View Larger Map. The road through Broadwood
Yesterday we wrote about accident blackspots and the dangers presented by posts/poles on roadsides and how some simple measures (warning signs, speed limits, rumble strips, barriers along embankments etc) could reduce the high death and injury statistics on NZ roads. Hours later a French national was killed when the car she was driving failed to take a moderate bend, hit a tree and rolled down a bank.
Reports are that the woman is Eva Kosanic, aged 22. She hit the tree whilst travelling through Broadwood, 48km south east of Kaitaia. Police think that she was driving to Auckland to catch a flight back to Christchurch where she was an intern at Environmental Science and Research. She was due to return to France in the near future. Our thoughts are with her family and friends.
Whilst it's far too early to say why the crash happened we hope that accident investigators will be taking a close look at the road design, presence of warning signs, safety barriers and other relevant safety factors.

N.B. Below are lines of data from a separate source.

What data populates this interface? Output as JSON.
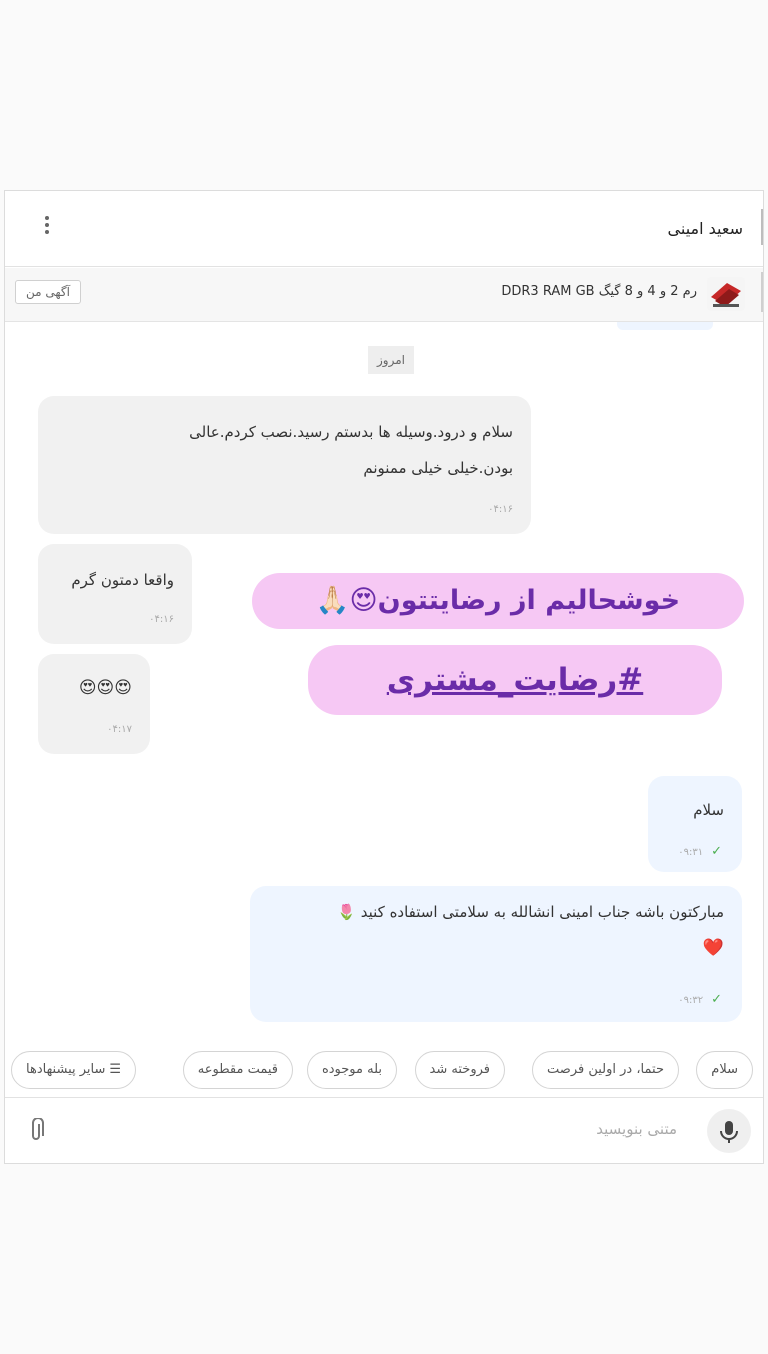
{
  "header": {
    "contact_name": "سعید امینی"
  },
  "ad": {
    "title": "رم 2 و 4 و 8 گیگ DDR3 RAM GB",
    "my_ad_label": "آگهی من"
  },
  "day_label": "امروز",
  "messages": [
    {
      "text_line1": "سلام و درود.وسیله ها بدستم رسید.نصب کردم.عالی",
      "text_line2": "بودن.خیلی خیلی ممنونم",
      "time": "۰۴:۱۶"
    },
    {
      "text": "واقعا دمتون گرم",
      "time": "۰۴:۱۶"
    },
    {
      "text": "😍😍😍",
      "time": "۰۴:۱۷"
    },
    {
      "text": "سلام",
      "time": "۰۹:۳۱"
    },
    {
      "text_line1": "مباركتون باشه جناب امینی انشالله به سلامتی استفاده كنيد 🌷",
      "text_line2": "❤️",
      "time": "۰۹:۳۲"
    }
  ],
  "overlay": {
    "line1": "خوشحالیم از رضایتتون😍🙏🏻",
    "line2": "#رضایت_مشتری"
  },
  "quick_replies": [
    "سلام",
    "حتما، در اولین فرصت",
    "فروخته شد",
    "بله موجوده",
    "قیمت مقطوعه",
    "سایر پیشنهادها"
  ],
  "composer": {
    "placeholder": "متنی بنویسید"
  },
  "colors": {
    "outgoing_bubble": "#eef5ff",
    "incoming_bubble": "#f1f1f1",
    "overlay_pill": "#f6c8f4",
    "overlay_text": "#6a2ca8",
    "check": "#4caf50"
  },
  "icons": {
    "more": "more-vert-icon",
    "mic": "mic-icon",
    "attach": "paperclip-icon",
    "suggest": "list-icon",
    "read": "check-icon"
  }
}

Update: A photo of her wrecked car is to the right, a report stated that she may have been in the car for two days before it was discovered.
Her death was the 25th on Northland roads this year, there were 23 last year.
View Larger Map
Eva wasn't the only person to be killed yesterday. Another person died in a single vehicle crash near Matamata racecourse in Waikato just before 11am.
According to the AA
- New Zealand's Road Safety to 2010 strategy forecasts that 42 lives a year could be saved by improvements in road engineering.
- Installing rumble strips on roads can reduce crashes by up to 27% by preventing run-off-road and head-on collisions.
- Installing a barrier along an embankment can reduce run-off-road casualty crashes by as much as 45%.
A Northland councillor has admitted that the regions roads are difficult to drive safely, so much so that he called for overseas drivers to undergo stringent testing before being allowed to use them and for visitors to be warned of the dangers:
" He suggested a one-day induction course be mandatory before overseas drivers got behind the wheel in New Zealand. Northland's roads were particularly challenging and visitors should be warned of the dangers. "They (the roads) are windy and much narrower than other places. Plus there are plenty of gravel roads they might come across and have absolutely no experience with....It should be noted that Eva was driving on a tarmacadamed stretch of road, to suggest that her death may be attributed in some way to her being a "french tourist" and therefore inexperienced is unbelievable. Eva had been living in NZ for some time before she met her death, she wasn't a 'tourist'.
...This year in Northland three foreigners have died in two separate crashes.
Swedish tourists Emelie Jenny Green and Theresia Andrea Johansson, both aged 20, died in a car crash on February 28 this year on the Brynderwyn Hills (ed. a notorious blackspot). The pair were heading south on State Highway 1 when they were going through a right-hand corner which had a 65km/h advisory speed sign in place. Their Nissan Sunny car spun a couple of times before crossing the centre-line into the path of a north-bound Holden Commodore.
In October a French tourist (ed. you mean Eva Kosanic?) was discovered by a passing motorist in a car partially submerged in a river near Broadwood, 48km south-east of Kaitaia"
At the time of the Swedish visitors deaths Whangarei Sergeant Chris Goodall said the road had a "decided history of loss of control accident whenever it rains." and that although the road was three lanes wide there was a tendency for people to "fall off" and to lose concentration.
We suggest that rather than trying to blame the victims Northland should get on and improve its road network for everyone's benefit. The AA has already said what needs to be done, why the delay?
See also - "Another death on New Zealand's Roads"